There's still a lot of competition out there. If you want to get a foot in the door, you'll need to use every tool available to you.

If there's one thing that's different in the post-recession job market it's this: "Submitting your resume and cover letter is not going to get you a job."

That's according to Jennifer Becker, managing director of Ajilon Professional Staffing, a division of Adecco Group, the world's largest staffing firm.

So what works? Experts say making connections, adapting to each potential employer and promising results are the only ways to get hired.

Making Connections

"Networking is the only game in town right now," said Ford Myers, executive career coach and author of the book "Get the Job You Want, Even When No One's Hiring." "Everything is built on personal connections, nothing else works."

With nearly 14 million people currently looking for work and job openings still relatively scarce, Gerry Crispin, co-owner of Careerxroads, a New Jersey-based consulting firm, said an employee referral is the best way to increase your chances of getting a job.

Crispin advises job seekers to connect with people within a company and ask them for a referral. "It may be as much as 10 times more effective" than simply applying, he said.

To that end, social networking has carved out a crucial spot in today's job market. Seekers must be on board with LinkedIn, Facebook and Twitter, as well as smaller industry-specific sites in order to connect with more people, and employers, in their industry.

"There's no way you can be effective in your job search without embracing social media," Becker said.

Still, most career counselors, coaches and recruiters say it's the face-to-face connections that really boost a job seeker's chance of getting hired.

"There's still no replacement for getting out in your community and shaking hands," noted Becker.

Social media tools should be used to make real connections, Myers cautions, not just virtual ones.

"Tons of people use social media all day long and they are communicating with tons of people but they're not connecting with anybody. Build the relationship from there so it becomes a real world relationship," he said.

Stretch To Fit

Once job seekers connect with a company, then the real work of getting hired begins. Gone are the days of impressing a hiring manager with experience and education. These days it's identifying what results you can deliver that will ultimately get you an offer.

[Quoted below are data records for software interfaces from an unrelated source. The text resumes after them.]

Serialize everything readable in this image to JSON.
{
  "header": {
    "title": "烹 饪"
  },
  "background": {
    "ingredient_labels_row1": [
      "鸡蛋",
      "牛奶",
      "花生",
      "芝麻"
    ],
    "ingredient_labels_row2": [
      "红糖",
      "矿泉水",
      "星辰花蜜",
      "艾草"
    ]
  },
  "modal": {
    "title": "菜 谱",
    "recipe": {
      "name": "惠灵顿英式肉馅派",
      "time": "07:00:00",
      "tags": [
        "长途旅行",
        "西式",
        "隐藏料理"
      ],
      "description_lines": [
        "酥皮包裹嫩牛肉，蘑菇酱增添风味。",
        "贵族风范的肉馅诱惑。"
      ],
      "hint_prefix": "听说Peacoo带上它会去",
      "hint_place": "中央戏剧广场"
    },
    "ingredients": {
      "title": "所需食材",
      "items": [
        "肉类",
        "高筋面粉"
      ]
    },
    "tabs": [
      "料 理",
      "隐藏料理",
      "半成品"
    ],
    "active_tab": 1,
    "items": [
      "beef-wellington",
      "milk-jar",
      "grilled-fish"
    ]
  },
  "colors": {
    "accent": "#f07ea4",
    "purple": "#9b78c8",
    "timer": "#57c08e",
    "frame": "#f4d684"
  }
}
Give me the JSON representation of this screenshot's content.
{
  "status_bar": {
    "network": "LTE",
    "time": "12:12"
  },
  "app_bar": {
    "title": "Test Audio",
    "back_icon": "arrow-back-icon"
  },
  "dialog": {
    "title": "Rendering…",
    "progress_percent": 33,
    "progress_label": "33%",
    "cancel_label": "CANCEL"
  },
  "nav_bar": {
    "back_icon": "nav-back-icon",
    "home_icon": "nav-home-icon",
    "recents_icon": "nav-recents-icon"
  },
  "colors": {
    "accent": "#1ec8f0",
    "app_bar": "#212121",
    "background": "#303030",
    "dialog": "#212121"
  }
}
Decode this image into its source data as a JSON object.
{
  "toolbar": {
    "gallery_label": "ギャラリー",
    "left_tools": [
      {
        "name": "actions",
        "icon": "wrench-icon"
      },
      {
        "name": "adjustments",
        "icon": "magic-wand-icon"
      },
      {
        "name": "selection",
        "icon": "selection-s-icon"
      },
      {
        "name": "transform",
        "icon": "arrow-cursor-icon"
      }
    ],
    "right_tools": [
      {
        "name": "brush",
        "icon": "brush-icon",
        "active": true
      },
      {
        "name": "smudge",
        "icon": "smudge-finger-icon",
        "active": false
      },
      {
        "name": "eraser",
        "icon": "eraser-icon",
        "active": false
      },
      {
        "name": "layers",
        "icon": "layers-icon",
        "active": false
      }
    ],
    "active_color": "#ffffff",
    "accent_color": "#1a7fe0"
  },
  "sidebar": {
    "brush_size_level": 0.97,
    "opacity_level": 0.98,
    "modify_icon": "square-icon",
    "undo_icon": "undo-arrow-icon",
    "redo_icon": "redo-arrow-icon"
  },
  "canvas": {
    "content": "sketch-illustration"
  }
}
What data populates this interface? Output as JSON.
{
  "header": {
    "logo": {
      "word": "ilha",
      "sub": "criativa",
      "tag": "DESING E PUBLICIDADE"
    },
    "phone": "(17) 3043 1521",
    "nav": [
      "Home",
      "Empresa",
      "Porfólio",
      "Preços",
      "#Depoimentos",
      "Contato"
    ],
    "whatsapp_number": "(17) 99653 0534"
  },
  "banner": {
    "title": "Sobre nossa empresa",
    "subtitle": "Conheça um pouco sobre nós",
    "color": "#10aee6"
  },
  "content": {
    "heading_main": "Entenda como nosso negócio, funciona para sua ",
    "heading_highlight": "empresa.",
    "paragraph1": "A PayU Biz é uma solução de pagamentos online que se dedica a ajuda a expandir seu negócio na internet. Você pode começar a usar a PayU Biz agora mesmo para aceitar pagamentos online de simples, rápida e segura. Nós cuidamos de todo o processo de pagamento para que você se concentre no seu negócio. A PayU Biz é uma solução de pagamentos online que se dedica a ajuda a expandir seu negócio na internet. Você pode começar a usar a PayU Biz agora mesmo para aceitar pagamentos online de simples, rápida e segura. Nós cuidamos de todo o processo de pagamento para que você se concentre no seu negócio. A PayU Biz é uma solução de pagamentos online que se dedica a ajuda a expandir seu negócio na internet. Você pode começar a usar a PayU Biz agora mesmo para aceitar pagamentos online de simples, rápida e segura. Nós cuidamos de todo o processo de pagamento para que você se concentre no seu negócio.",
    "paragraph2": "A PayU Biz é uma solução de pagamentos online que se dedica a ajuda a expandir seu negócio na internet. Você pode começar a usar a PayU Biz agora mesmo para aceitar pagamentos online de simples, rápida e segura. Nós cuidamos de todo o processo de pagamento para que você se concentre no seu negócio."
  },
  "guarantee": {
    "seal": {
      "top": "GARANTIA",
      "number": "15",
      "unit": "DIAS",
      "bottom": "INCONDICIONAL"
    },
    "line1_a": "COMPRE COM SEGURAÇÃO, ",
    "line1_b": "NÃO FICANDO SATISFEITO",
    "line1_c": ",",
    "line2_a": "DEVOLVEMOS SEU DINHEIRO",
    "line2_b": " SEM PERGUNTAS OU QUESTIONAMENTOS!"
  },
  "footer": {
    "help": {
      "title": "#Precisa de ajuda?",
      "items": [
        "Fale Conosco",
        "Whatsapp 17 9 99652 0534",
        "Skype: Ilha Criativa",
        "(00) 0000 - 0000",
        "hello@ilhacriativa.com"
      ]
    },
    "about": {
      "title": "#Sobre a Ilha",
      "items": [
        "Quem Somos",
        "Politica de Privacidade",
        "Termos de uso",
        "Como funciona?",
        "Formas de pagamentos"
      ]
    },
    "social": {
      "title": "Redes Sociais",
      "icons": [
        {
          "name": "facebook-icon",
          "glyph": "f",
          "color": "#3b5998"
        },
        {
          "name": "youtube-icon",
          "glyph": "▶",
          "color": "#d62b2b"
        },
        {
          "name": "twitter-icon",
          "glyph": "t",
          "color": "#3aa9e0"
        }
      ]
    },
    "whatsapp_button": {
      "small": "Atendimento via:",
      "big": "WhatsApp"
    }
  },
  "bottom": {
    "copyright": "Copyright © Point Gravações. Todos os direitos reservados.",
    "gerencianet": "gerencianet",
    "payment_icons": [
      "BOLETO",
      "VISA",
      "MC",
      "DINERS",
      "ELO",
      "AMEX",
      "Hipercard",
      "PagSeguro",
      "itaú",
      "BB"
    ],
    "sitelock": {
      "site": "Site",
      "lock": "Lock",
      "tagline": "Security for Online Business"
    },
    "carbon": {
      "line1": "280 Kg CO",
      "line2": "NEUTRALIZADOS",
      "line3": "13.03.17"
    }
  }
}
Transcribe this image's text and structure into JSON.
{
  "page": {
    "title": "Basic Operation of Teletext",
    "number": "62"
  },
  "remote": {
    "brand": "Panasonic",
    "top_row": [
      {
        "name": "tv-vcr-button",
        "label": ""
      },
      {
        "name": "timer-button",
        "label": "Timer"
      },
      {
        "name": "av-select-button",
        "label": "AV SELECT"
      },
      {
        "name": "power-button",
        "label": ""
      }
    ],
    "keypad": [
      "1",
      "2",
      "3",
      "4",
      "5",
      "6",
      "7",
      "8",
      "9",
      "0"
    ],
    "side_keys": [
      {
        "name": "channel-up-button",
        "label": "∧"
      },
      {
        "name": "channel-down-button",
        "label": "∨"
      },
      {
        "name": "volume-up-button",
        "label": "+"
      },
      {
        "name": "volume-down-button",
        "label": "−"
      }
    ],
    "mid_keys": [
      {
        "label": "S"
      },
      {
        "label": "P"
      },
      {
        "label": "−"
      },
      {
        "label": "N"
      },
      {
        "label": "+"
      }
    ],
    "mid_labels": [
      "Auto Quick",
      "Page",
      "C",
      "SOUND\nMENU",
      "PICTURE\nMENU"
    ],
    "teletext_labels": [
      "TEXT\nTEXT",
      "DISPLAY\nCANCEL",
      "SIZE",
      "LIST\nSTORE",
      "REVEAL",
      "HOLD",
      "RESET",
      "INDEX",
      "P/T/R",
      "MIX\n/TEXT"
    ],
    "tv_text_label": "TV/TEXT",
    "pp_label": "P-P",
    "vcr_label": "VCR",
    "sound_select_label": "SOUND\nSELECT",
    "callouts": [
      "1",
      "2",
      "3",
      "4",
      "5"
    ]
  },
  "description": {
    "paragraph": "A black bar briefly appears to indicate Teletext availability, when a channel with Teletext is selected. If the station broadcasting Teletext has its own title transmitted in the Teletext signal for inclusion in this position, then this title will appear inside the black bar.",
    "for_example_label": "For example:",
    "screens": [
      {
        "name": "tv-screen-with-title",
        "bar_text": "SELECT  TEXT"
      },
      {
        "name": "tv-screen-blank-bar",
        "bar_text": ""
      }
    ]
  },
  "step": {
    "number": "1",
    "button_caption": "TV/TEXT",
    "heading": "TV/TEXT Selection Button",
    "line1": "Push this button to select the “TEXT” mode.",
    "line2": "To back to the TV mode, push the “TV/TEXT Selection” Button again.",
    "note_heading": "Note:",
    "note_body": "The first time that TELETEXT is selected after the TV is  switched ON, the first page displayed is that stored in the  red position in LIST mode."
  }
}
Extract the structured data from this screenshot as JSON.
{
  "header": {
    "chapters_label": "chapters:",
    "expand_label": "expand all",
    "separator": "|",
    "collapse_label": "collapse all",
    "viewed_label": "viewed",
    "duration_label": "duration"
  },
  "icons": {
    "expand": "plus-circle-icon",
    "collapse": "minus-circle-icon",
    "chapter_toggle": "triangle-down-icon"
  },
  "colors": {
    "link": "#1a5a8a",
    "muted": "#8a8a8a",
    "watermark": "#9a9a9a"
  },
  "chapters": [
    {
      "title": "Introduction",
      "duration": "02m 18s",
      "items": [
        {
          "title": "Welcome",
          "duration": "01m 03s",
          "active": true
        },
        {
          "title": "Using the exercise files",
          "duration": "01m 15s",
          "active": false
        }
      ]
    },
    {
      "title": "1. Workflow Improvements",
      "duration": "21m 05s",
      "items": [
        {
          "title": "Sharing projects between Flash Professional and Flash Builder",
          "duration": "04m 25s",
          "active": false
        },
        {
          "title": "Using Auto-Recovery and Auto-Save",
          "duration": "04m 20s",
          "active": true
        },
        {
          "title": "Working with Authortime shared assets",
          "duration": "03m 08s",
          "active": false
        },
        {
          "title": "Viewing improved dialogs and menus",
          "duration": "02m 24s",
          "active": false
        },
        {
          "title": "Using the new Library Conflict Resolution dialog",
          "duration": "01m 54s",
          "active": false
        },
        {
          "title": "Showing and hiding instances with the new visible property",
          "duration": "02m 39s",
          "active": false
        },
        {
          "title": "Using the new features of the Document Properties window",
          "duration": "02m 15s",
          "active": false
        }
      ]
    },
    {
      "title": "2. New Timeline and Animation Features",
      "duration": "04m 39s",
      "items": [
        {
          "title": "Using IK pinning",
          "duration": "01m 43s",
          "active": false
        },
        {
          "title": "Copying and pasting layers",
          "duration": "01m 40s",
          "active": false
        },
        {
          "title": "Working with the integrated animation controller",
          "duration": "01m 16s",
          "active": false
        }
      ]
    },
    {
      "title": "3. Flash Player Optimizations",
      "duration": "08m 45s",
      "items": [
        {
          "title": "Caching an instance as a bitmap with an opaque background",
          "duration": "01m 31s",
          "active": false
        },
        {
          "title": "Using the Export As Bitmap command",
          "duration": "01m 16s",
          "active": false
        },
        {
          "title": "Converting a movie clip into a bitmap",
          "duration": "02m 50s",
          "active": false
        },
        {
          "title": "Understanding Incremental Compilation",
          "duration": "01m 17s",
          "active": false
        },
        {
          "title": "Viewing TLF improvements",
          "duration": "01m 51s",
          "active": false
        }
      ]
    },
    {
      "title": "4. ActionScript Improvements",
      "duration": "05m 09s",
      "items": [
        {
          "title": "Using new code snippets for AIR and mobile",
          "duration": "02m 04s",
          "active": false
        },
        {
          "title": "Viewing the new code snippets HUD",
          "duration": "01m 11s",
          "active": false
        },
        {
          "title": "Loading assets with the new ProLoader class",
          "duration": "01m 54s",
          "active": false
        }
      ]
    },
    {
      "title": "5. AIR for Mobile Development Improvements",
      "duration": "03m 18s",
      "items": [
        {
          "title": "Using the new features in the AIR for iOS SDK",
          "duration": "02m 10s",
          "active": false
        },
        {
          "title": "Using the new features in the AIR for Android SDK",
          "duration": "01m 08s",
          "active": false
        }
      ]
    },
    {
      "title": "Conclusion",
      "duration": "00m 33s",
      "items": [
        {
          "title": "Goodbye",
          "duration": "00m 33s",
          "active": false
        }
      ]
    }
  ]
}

"In the current world, the employer cares about one thing: 'What can you do for me today, how are you going to solve my most pressing problems, how are you going to take away my pain?'" Myers said.

Crispin recommended using the tools that are available to find out more about the company and what the company's needs are.

"Read blogs by recruiters explaining how you can compete, download a job description and watch videos on YouTube of employees in the company," he suggested.

Promise Results

Once you are well versed in the company's particular constraints within the current economic climate, identify what you can bring to the table.

To do that, Myers urges job seeks to provide measurable results. Focus on the results you produced in your career so far: "here's how, here's when, here are the percentages," Myers said.

"If you can't add value, they're not going to hire you," he added.

The experts also recommend being open to the pay, position, location and schedule of any position that is offered. Consulting, or even volunteering for an organization, although it may be several steps below a job seeker's previous position, is a great way to ultimately get hired.

"Think more broadly, look at all the possibilities," Myers said. "Otherwise, you'll be looking for a long, long time."

Copyright CNN 2011